> **Your goal**
The data below calls for an exact copy.

> **Extracted data**
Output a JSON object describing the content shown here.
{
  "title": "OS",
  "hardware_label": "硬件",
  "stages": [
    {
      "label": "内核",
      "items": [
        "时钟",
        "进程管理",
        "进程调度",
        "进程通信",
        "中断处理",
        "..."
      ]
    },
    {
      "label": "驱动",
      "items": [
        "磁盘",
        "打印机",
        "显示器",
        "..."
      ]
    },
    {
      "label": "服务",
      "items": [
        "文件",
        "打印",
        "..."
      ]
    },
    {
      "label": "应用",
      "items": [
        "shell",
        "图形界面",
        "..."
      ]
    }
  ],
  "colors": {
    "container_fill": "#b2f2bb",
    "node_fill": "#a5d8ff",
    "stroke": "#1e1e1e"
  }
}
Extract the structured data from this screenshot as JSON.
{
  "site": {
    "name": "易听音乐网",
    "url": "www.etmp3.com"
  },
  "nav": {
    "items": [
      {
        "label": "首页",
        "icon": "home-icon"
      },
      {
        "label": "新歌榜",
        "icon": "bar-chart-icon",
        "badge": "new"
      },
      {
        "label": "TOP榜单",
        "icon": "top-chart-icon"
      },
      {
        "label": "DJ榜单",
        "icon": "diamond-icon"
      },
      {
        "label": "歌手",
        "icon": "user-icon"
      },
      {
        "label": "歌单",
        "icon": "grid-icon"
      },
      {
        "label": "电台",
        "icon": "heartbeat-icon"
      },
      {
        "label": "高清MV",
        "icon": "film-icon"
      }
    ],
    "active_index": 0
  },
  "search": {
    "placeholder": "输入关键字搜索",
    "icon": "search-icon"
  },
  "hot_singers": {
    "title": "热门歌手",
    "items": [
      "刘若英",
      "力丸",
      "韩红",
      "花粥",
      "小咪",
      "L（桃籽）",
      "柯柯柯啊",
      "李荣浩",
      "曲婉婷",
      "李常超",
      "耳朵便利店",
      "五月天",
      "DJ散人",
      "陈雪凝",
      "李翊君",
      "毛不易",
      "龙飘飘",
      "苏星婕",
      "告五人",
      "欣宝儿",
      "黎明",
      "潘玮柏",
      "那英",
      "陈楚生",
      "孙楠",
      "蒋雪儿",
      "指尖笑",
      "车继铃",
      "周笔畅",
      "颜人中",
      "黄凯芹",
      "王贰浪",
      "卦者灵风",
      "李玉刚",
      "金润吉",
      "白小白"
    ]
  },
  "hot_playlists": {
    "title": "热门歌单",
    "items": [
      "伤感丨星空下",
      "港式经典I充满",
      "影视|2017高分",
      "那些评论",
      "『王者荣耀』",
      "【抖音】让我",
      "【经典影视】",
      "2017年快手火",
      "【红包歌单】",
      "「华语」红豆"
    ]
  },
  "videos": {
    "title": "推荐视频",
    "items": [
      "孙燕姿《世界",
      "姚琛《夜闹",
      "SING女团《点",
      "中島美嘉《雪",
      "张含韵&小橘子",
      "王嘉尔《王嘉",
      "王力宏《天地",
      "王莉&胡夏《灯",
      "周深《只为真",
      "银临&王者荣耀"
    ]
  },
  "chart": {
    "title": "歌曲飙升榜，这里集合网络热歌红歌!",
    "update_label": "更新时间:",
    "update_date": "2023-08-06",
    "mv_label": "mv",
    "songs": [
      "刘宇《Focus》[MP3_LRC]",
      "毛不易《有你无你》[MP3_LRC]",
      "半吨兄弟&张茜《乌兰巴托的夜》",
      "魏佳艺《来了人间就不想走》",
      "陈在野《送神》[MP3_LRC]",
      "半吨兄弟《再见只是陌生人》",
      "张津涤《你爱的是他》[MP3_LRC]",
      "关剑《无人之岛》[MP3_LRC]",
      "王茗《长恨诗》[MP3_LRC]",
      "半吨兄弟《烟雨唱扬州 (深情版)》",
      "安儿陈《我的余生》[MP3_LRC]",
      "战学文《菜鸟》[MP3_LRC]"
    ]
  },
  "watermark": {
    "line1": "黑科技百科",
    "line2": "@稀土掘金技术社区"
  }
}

> **Expected output**
Output a JSON object describing the content shown here.
{
  "title": "OS",
  "hardware_label": "硬件",
  "stages": [
    {
      "label": "内核",
      "items": [
        "时钟",
        "进程管理",
        "进程调度",
        "进程通信",
        "中断处理",
        "..."
      ]
    },
    {
      "label": "驱动",
      "items": [
        "磁盘",
        "打印机",
        "显示器",
        "..."
      ]
    },
    {
      "label": "服务",
      "items": [
        "文件",
        "打印",
        "..."
      ]
    },
    {
      "label": "应用",
      "items": [
        "shell",
        "图形界面",
        "..."
      ]
    }
  ],
  "colors": {
    "container_fill": "#b2f2bb",
    "node_fill": "#a5d8ff",
    "stroke": "#1e1e1e"
  }
}
Extract the structured data from this screenshot as JSON.
{
  "site": {
    "name": "易听音乐网",
    "url": "www.etmp3.com"
  },
  "nav": {
    "items": [
      {
        "label": "首页",
        "icon": "home-icon"
      },
      {
        "label": "新歌榜",
        "icon": "bar-chart-icon",
        "badge": "new"
      },
      {
        "label": "TOP榜单",
        "icon": "top-chart-icon"
      },
      {
        "label": "DJ榜单",
        "icon": "diamond-icon"
      },
      {
        "label": "歌手",
        "icon": "user-icon"
      },
      {
        "label": "歌单",
        "icon": "grid-icon"
      },
      {
        "label": "电台",
        "icon": "heartbeat-icon"
      },
      {
        "label": "高清MV",
        "icon": "film-icon"
      }
    ],
    "active_index": 0
  },
  "search": {
    "placeholder": "输入关键字搜索",
    "icon": "search-icon"
  },
  "hot_singers": {
    "title": "热门歌手",
    "items": [
      "刘若英",
      "力丸",
      "韩红",
      "花粥",
      "小咪",
      "L（桃籽）",
      "柯柯柯啊",
      "李荣浩",
      "曲婉婷",
      "李常超",
      "耳朵便利店",
      "五月天",
      "DJ散人",
      "陈雪凝",
      "李翊君",
      "毛不易",
      "龙飘飘",
      "苏星婕",
      "告五人",
      "欣宝儿",
      "黎明",
      "潘玮柏",
      "那英",
      "陈楚生",
      "孙楠",
      "蒋雪儿",
      "指尖笑",
      "车继铃",
      "周笔畅",
      "颜人中",
      "黄凯芹",
      "王贰浪",
      "卦者灵风",
      "李玉刚",
      "金润吉",
      "白小白"
    ]
  },
  "hot_playlists": {
    "title": "热门歌单",
    "items": [
      "伤感丨星空下",
      "港式经典I充满",
      "影视|2017高分",
      "那些评论",
      "『王者荣耀』",
      "【抖音】让我",
      "【经典影视】",
      "2017年快手火",
      "【红包歌单】",
      "「华语」红豆"
    ]
  },
  "videos": {
    "title": "推荐视频",
    "items": [
      "孙燕姿《世界",
      "姚琛《夜闹",
      "SING女团《点",
      "中島美嘉《雪",
      "张含韵&小橘子",
      "王嘉尔《王嘉",
      "王力宏《天地",
      "王莉&胡夏《灯",
      "周深《只为真",
      "银临&王者荣耀"
    ]
  },
  "chart": {
    "title": "歌曲飙升榜，这里集合网络热歌红歌!",
    "update_label": "更新时间:",
    "update_date": "2023-08-06",
    "mv_label": "mv",
    "songs": [
      "刘宇《Focus》[MP3_LRC]",
      "毛不易《有你无你》[MP3_LRC]",
      "半吨兄弟&张茜《乌兰巴托的夜》",
      "魏佳艺《来了人间就不想走》",
      "陈在野《送神》[MP3_LRC]",
      "半吨兄弟《再见只是陌生人》",
      "张津涤《你爱的是他》[MP3_LRC]",
      "关剑《无人之岛》[MP3_LRC]",
      "王茗《长恨诗》[MP3_LRC]",
      "半吨兄弟《烟雨唱扬州 (深情版)》",
      "安儿陈《我的余生》[MP3_LRC]",
      "战学文《菜鸟》[MP3_LRC]"
    ]
  },
  "watermark": {
    "line1": "黑科技百科",
    "line2": "@稀土掘金技术社区"
  }
}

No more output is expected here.